According to Dorough, there are numerous provisions under the UN’s Declaration on the Rights of Indigenous Peoples — a non-binding document the U.S. has supported since 2010 — that bolster Nordlum’s position that the state has been unreasonably rigid.
Article 31 spells out that indigenous peoples have a right to “maintain, control, (and) protect” “traditional cultural expressions,” which explicitly includes design and visual arts. Article 36 specifies that indigenous groups separated by international borders, which could include Inuit of the Circumpolar North, have a right to convene for cultural practices. Not only that, but state governments are obligated to help implement this right.
“There should be some openness and willingness on the part of the state government to find a way to work with them, rather than requiring that they conform to the imposed regulatory scheme,” Dorough said by phone from her Anchorage office. In her interpretation, international conventions trump the regulatory requirements laid out by the barbers and hairdressers.
But that conclusion might not be enough for Nordlum, who is still scrambling to finalize logistics, funding, and travel ahead of the upcoming workshop, which begins in October.
She didn’t bother submitting paperwork to the state this time around, because calls to the relevant regulatory bodies didn’t shed any new light on the application process. She said she was curtly directed to get a courtesy license for Jacobsen, just like last year. After spending dozens of hours and hundreds of dollars in 2015, Nordlum said it felt like a pointless waste of time and money.

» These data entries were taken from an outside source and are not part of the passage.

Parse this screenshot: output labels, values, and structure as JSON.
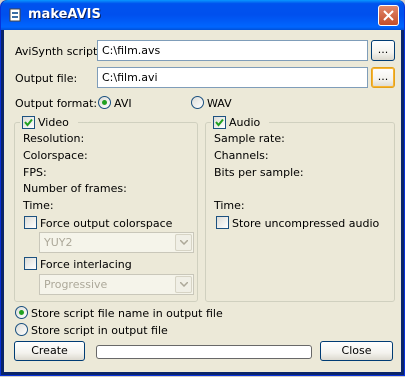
{
  "window": {
    "title": "makeAVIS"
  },
  "avisynth": {
    "label": "AviSynth script:",
    "value": "C:\\film.avs",
    "browse_label": "..."
  },
  "output": {
    "label": "Output file:",
    "value": "C:\\film.avi",
    "browse_label": "..."
  },
  "format": {
    "label": "Output format:",
    "options": [
      "AVI",
      "WAV"
    ],
    "selected": "AVI"
  },
  "video": {
    "checkbox_label": "Video",
    "checked": true,
    "fields": [
      "Resolution:",
      "Colorspace:",
      "FPS:",
      "Number of frames:",
      "Time:"
    ],
    "force_colorspace": {
      "label": "Force output colorspace",
      "checked": false,
      "value": "YUY2"
    },
    "force_interlacing": {
      "label": "Force interlacing",
      "checked": false,
      "value": "Progressive"
    }
  },
  "audio": {
    "checkbox_label": "Audio",
    "checked": true,
    "fields": [
      "Sample rate:",
      "Channels:",
      "Bits per sample:",
      "Time:"
    ],
    "store_uncompressed": {
      "label": "Store uncompressed audio",
      "checked": false
    }
  },
  "store": {
    "options": [
      "Store script file name in output file",
      "Store script in output file"
    ],
    "selected": 0
  },
  "buttons": {
    "create": "Create",
    "close": "Close"
  },
  "progress": {
    "value": 0
  },
  "colors": {
    "title_bar": "#0054e3",
    "dialog_bg": "#ece9d8",
    "radio_dot": "#21a121",
    "focus_border": "#e3a21a"
  }
}
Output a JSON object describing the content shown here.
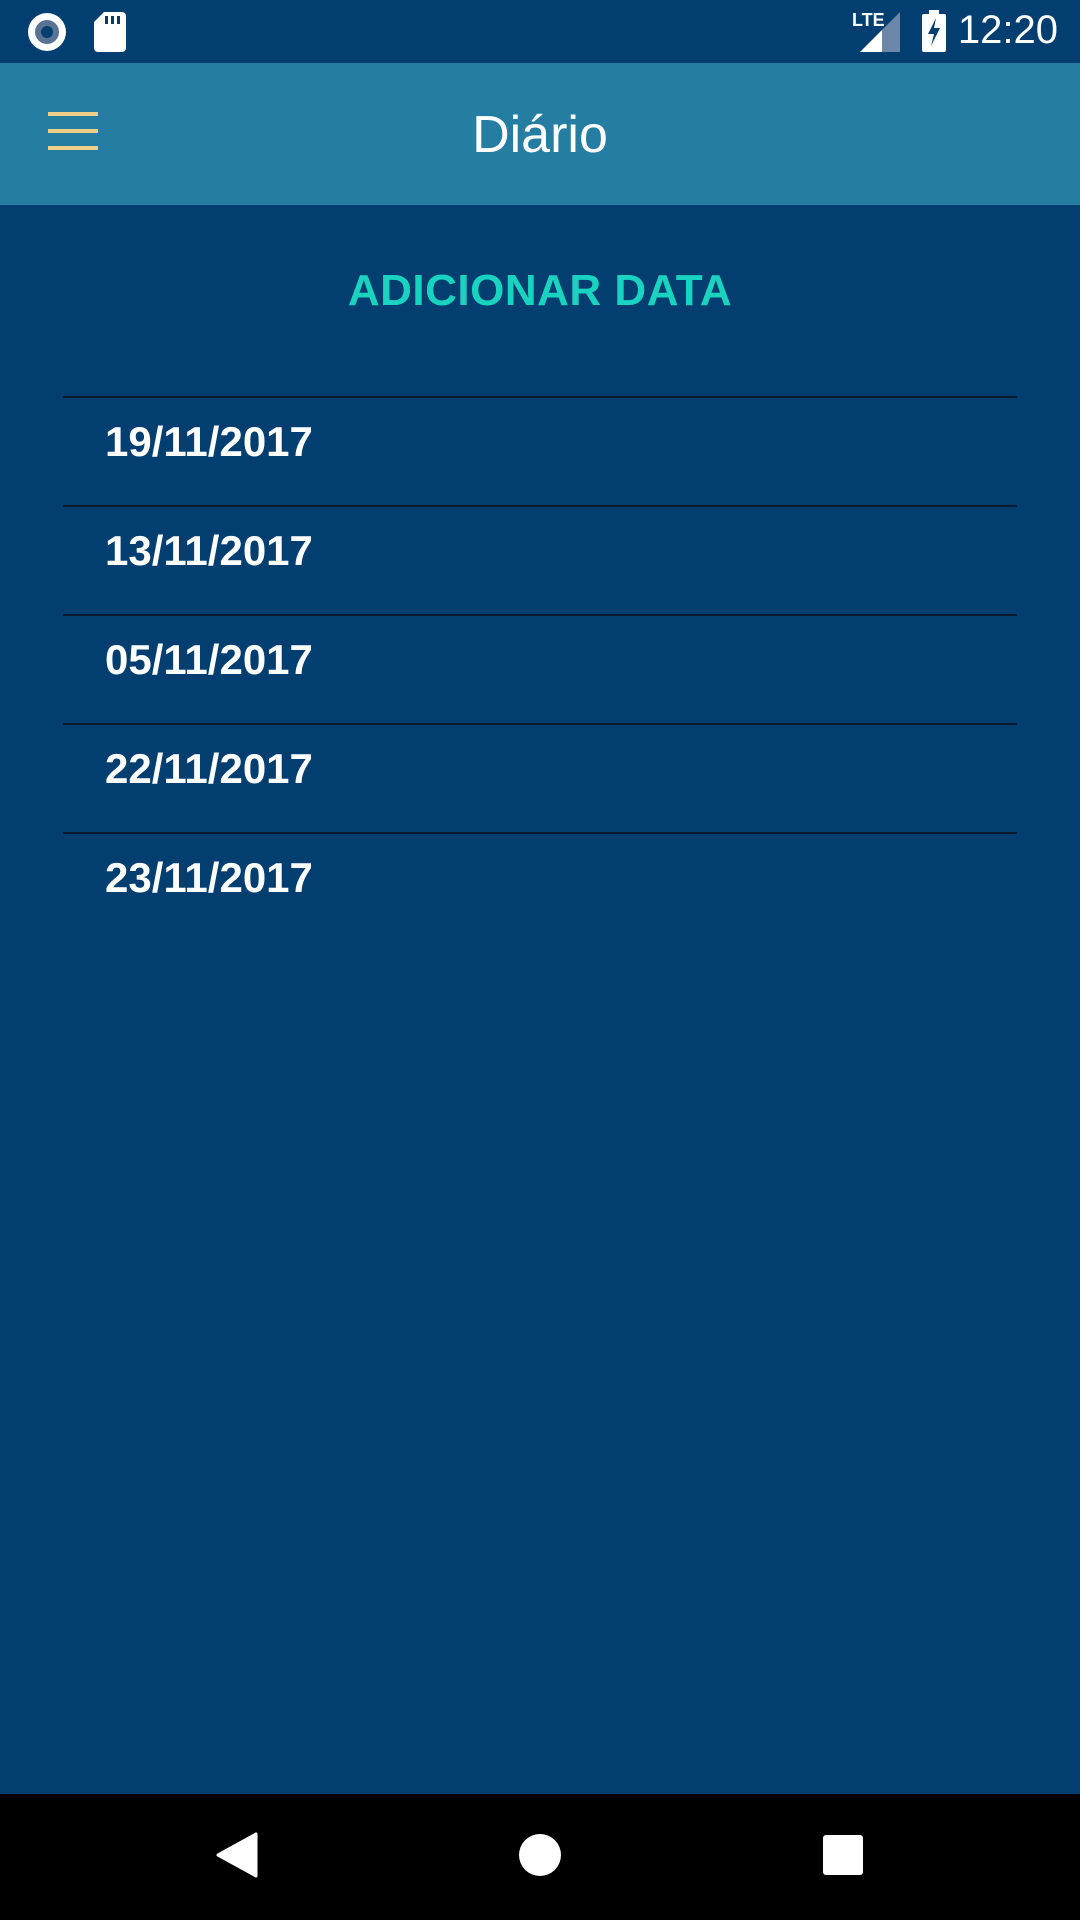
{
  "status_bar": {
    "time": "12:20",
    "network": "LTE",
    "icons": [
      "radio-record-icon",
      "sd-card-icon",
      "lte-signal-icon",
      "battery-charging-icon"
    ]
  },
  "app_bar": {
    "title": "Diário",
    "menu_icon": "hamburger-menu-icon"
  },
  "main": {
    "add_date_label": "ADICIONAR DATA",
    "dates": [
      "19/11/2017",
      "13/11/2017",
      "05/11/2017",
      "22/11/2017",
      "23/11/2017"
    ]
  },
  "nav_bar": {
    "icons": [
      "back-icon",
      "home-icon",
      "recents-icon"
    ]
  },
  "colors": {
    "background": "#023e70",
    "app_bar": "#257ea1",
    "accent": "#19d3c0",
    "menu_icon": "#f0cf8a",
    "divider": "#0a1a2c",
    "text": "#ffffff"
  }
}
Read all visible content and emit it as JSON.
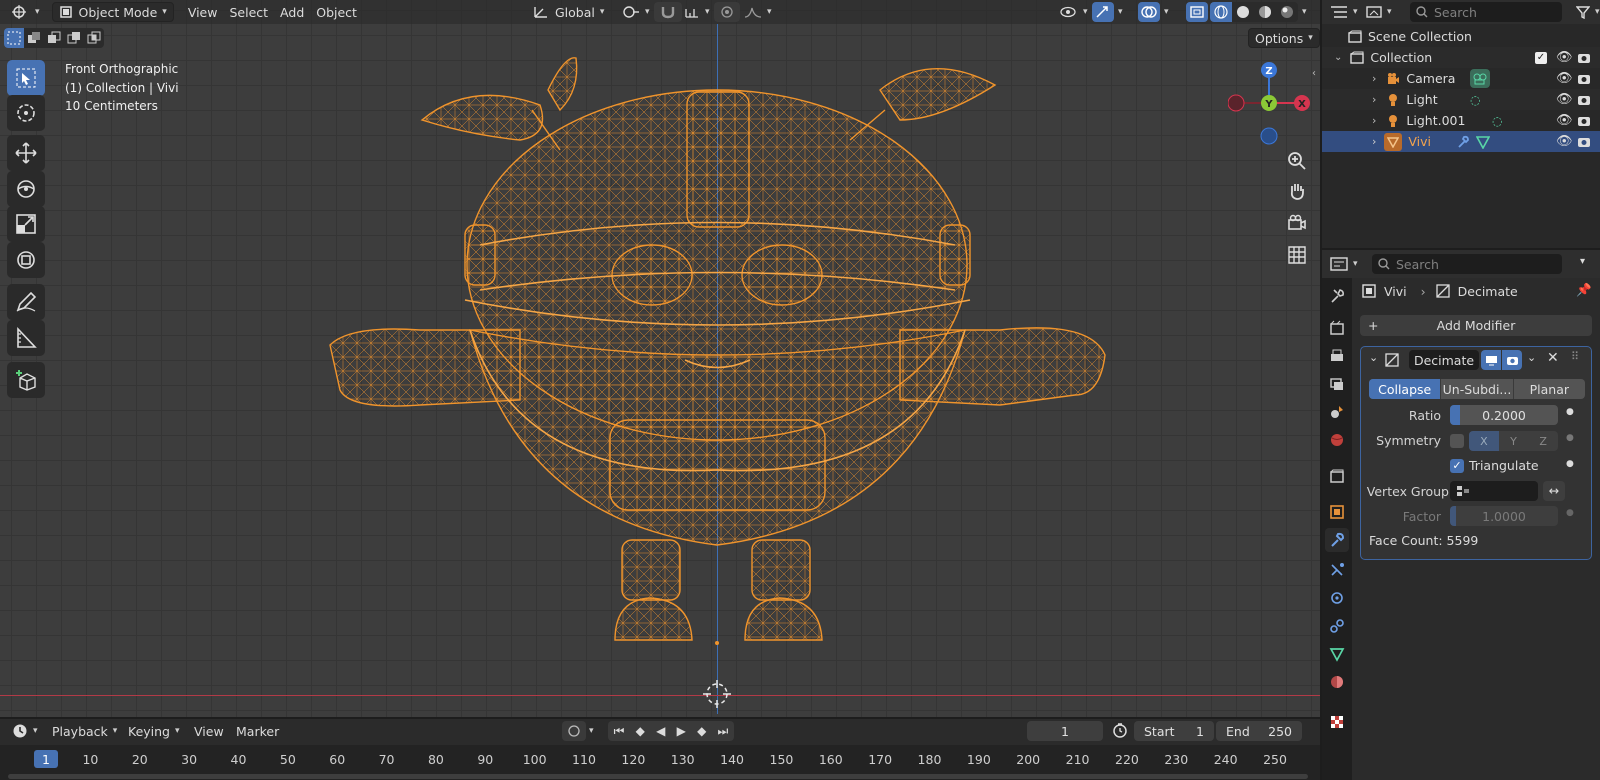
{
  "viewport": {
    "header": {
      "mode": "Object Mode",
      "menus": [
        "View",
        "Select",
        "Add",
        "Object"
      ],
      "orientation": "Global",
      "options_label": "Options"
    },
    "overlay": {
      "line1": "Front Orthographic",
      "line2": "(1) Collection | Vivi",
      "line3": "10 Centimeters"
    },
    "gizmo": {
      "z": "Z",
      "y": "Y",
      "x": "X"
    },
    "colors": {
      "wire": "#f0942c",
      "background": "#3d3d3d",
      "accent": "#4772b3"
    }
  },
  "outliner": {
    "search_placeholder": "Search",
    "scene_label": "Scene Collection",
    "collection_label": "Collection",
    "items": [
      {
        "name": "Camera",
        "icon": "camera-icon"
      },
      {
        "name": "Light",
        "icon": "light-icon"
      },
      {
        "name": "Light.001",
        "icon": "light-icon"
      },
      {
        "name": "Vivi",
        "icon": "mesh-icon",
        "selected": true
      }
    ]
  },
  "properties": {
    "search_placeholder": "Search",
    "breadcrumb_object": "Vivi",
    "breadcrumb_modifier": "Decimate",
    "add_modifier": "Add Modifier",
    "modifier_name": "Decimate",
    "tabs": [
      "Collapse",
      "Un-Subdi...",
      "Planar"
    ],
    "ratio_label": "Ratio",
    "ratio_value": "0.2000",
    "ratio_fraction": 0.2,
    "symmetry_label": "Symmetry",
    "symmetry_axes": [
      "X",
      "Y",
      "Z"
    ],
    "triangulate_label": "Triangulate",
    "vertex_group_label": "Vertex Group",
    "factor_label": "Factor",
    "factor_value": "1.0000",
    "face_count": "Face Count: 5599"
  },
  "timeline": {
    "menus": [
      "Playback",
      "Keying",
      "View",
      "Marker"
    ],
    "current_frame": "1",
    "start_label": "Start",
    "start_value": "1",
    "end_label": "End",
    "end_value": "250",
    "ruler": [
      "1",
      "10",
      "20",
      "30",
      "40",
      "50",
      "60",
      "70",
      "80",
      "90",
      "100",
      "110",
      "120",
      "130",
      "140",
      "150",
      "160",
      "170",
      "180",
      "190",
      "200",
      "210",
      "220",
      "230",
      "240",
      "250"
    ]
  }
}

Nordlum hopes a solution will come from law-makers or the governor’s office. In the meantime, she doesn’t understand why the state is making it so difficult to bring in a teacher like Jacobsen to share skills that Alaskans are desperate to learn.
“She’s a culture bearer,” Nordlum said. “This is a cultural practice.”